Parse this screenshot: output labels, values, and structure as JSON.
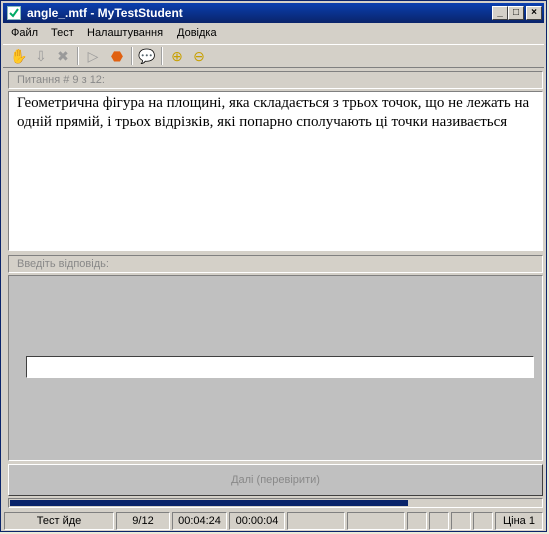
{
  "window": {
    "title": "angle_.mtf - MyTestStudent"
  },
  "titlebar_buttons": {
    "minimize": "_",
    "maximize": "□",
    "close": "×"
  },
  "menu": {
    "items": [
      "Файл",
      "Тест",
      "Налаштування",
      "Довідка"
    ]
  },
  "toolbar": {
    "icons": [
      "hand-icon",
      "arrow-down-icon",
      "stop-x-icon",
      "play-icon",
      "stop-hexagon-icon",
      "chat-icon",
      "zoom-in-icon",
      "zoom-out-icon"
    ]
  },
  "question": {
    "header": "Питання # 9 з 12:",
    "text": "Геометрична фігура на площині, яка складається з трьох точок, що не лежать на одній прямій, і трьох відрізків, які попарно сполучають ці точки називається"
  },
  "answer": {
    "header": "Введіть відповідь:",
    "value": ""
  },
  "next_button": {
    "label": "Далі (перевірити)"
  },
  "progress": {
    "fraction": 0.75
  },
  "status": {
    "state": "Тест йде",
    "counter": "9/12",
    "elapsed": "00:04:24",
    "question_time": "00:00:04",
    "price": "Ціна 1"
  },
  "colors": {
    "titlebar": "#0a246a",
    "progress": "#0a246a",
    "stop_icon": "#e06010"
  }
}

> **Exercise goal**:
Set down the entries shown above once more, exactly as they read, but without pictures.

> **Solution**:
Parse this screenshot: output labels, values, and structure as JSON.
{
  "window": {
    "title": "angle_.mtf - MyTestStudent"
  },
  "titlebar_buttons": {
    "minimize": "_",
    "maximize": "□",
    "close": "×"
  },
  "menu": {
    "items": [
      "Файл",
      "Тест",
      "Налаштування",
      "Довідка"
    ]
  },
  "toolbar": {
    "icons": [
      "hand-icon",
      "arrow-down-icon",
      "stop-x-icon",
      "play-icon",
      "stop-hexagon-icon",
      "chat-icon",
      "zoom-in-icon",
      "zoom-out-icon"
    ]
  },
  "question": {
    "header": "Питання # 9 з 12:",
    "text": "Геометрична фігура на площині, яка складається з трьох точок, що не лежать на одній прямій, і трьох відрізків, які попарно сполучають ці точки називається"
  },
  "answer": {
    "header": "Введіть відповідь:",
    "value": ""
  },
  "next_button": {
    "label": "Далі (перевірити)"
  },
  "progress": {
    "fraction": 0.75
  },
  "status": {
    "state": "Тест йде",
    "counter": "9/12",
    "elapsed": "00:04:24",
    "question_time": "00:00:04",
    "price": "Ціна 1"
  },
  "colors": {
    "titlebar": "#0a246a",
    "progress": "#0a246a",
    "stop_icon": "#e06010"
  }
}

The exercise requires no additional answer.